  • 05 December 2016


There has been a slow trickle of news outlets in Australia winding back their coverage of religion over recent years. Some might argue that this is a good thing in a secular democracy, and that discussion of religion creates division.

This however flies in the face of the overwhelming good that religious belief, and religious-based organisations, do in this country. Not to mention the fact that religion and ethics are a major part of the narrative of society, of how we live together and how we form a community.

In 2014, Fairfax was the only media provider in the country with a dedicated religion reporter in Barney Zwartz, who worked for more than 12 years at The Age in Melbourne. In a piece in ABC Religion and Ethics in August this year, Zwartz wrote of the declined coverage of religious affairs:

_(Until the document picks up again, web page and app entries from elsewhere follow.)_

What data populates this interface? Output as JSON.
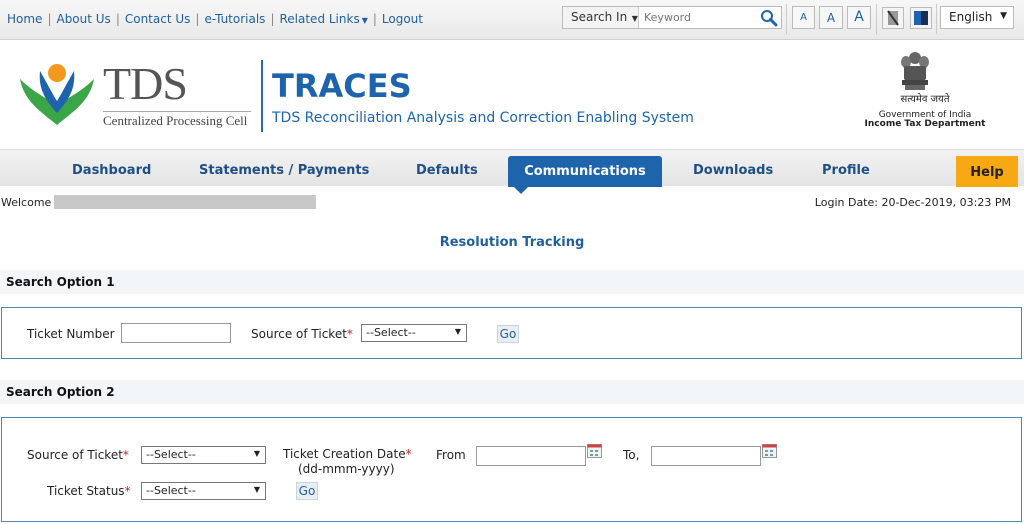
{
  "topbar": {
    "links": [
      "Home",
      "About Us",
      "Contact Us",
      "e-Tutorials",
      "Related Links",
      "Logout"
    ],
    "search_in_label": "Search In",
    "search_placeholder": "Keyword",
    "font_sizes": [
      "A",
      "A",
      "A"
    ],
    "language": "English"
  },
  "header": {
    "logo_text": "TDS",
    "logo_sub": "Centralized Processing Cell",
    "brand": "TRACES",
    "brand_sub": "TDS Reconciliation Analysis and Correction Enabling System",
    "emblem_motto": "सत्यमेव जयते",
    "gov_line1": "Government of India",
    "gov_line2": "Income Tax Department"
  },
  "nav": {
    "items": [
      "Dashboard",
      "Statements / Payments",
      "Defaults",
      "Communications",
      "Downloads",
      "Profile",
      "Help"
    ],
    "active": "Communications"
  },
  "welcome": {
    "label": "Welcome",
    "login_date": "Login Date: 20-Dec-2019, 03:23 PM"
  },
  "page": {
    "title": "Resolution Tracking"
  },
  "option1": {
    "title": "Search Option 1",
    "ticket_number_label": "Ticket Number",
    "source_label": "Source of Ticket",
    "source_value": "--Select--",
    "go": "Go"
  },
  "option2": {
    "title": "Search Option 2",
    "source_label": "Source of Ticket",
    "source_value": "--Select--",
    "creation_label": "Ticket Creation Date",
    "date_format": "(dd-mmm-yyyy)",
    "from_label": "From",
    "to_label": "To,",
    "status_label": "Ticket Status",
    "status_value": "--Select--",
    "go": "Go"
  },
  "colors": {
    "brand_blue": "#1d64ad",
    "help_orange": "#f7a812",
    "required_red": "#d02020"
  }
}
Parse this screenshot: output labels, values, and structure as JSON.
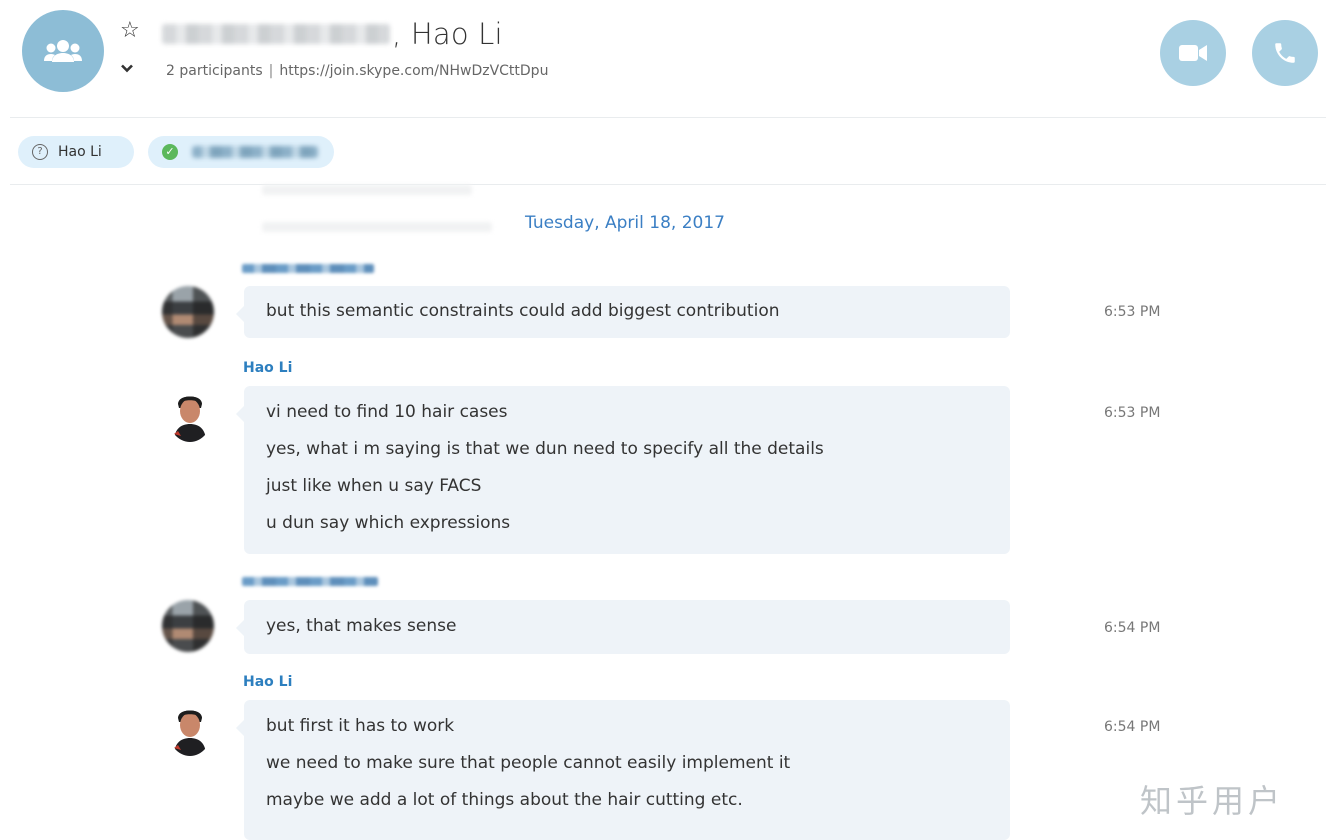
{
  "header": {
    "title_suffix": ", Hao Li",
    "participants": "2 participants",
    "separator": "|",
    "join_link": "https://join.skype.com/NHwDzVCttDpu"
  },
  "participants_bar": {
    "items": [
      {
        "label": "Hao Li",
        "status": "unknown"
      },
      {
        "label": "",
        "status": "online"
      }
    ]
  },
  "conversation": {
    "date": "Tuesday, April 18, 2017",
    "messages": [
      {
        "sender": "",
        "time": "6:53 PM",
        "lines": [
          "but this semantic constraints could add biggest contribution"
        ]
      },
      {
        "sender": "Hao Li",
        "time": "6:53 PM",
        "lines": [
          "vi need to find 10 hair cases",
          "yes, what i m saying is that we dun need to specify all the details",
          "just like when u say FACS",
          "u dun say which expressions"
        ]
      },
      {
        "sender": "",
        "time": "6:54 PM",
        "lines": [
          "yes, that makes sense"
        ]
      },
      {
        "sender": "Hao Li",
        "time": "6:54 PM",
        "lines": [
          "but first it has to work",
          "we need to make sure that people cannot easily implement it",
          "maybe we add a lot of things about the hair cutting etc."
        ]
      }
    ]
  },
  "watermark": "知乎用户",
  "colors": {
    "accent": "#3b7fc4",
    "sender": "#2d7fbf",
    "bubble": "#eef3f8",
    "call_button": "#a9d0e3",
    "chip": "#dff0fb",
    "online": "#5cb85c"
  }
}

'I am often asked about a decline in religion journalism. When I began covering religion for The Age in 2002, the Sydney Morning Herald and The Australian both had highly capable religion reporters, and the ABC a large and active religion department. By the time I finished 12 years later, both the other papers had long been without religion reporters and the ABC had begun its radical truncation of its coverage which is still ongoing.'

In 2011, another well-regarded program, Stephen Crittenden's The Religion Report, was axed from the ABC. The then General Secretary of the Australian Catholic Bishops Conference Fr Brian Lucas said at the time that 'the more people understand religious issues, the more we'll have a tolerant society. I think that is in touch with the way in which religion informs people's lives.'

The bosses at the ABC seemingly do not agree however. Even though The Religion Report returned a year later, rebadged as the Religion and Ethics Report, the broadcaster, which formerly boasted the most comprehensive coverage of religion, has again in recent weeks 'considerably reduced' its religious programming. Music and science programs have also been cut, to significant commentary.

The axed religion programming includes four hours of religion coverage on Sunday Nights, a program hosted for around 14 years by John Cleary (pictured).

Sunday Nights used to get around 20 per cent of available listeners. It is being replaced by a program called God Forbid, which will air on Radio National and will only get, at most, 3 per cent of available listeners. This illustrates the level of what has taken place, and should raise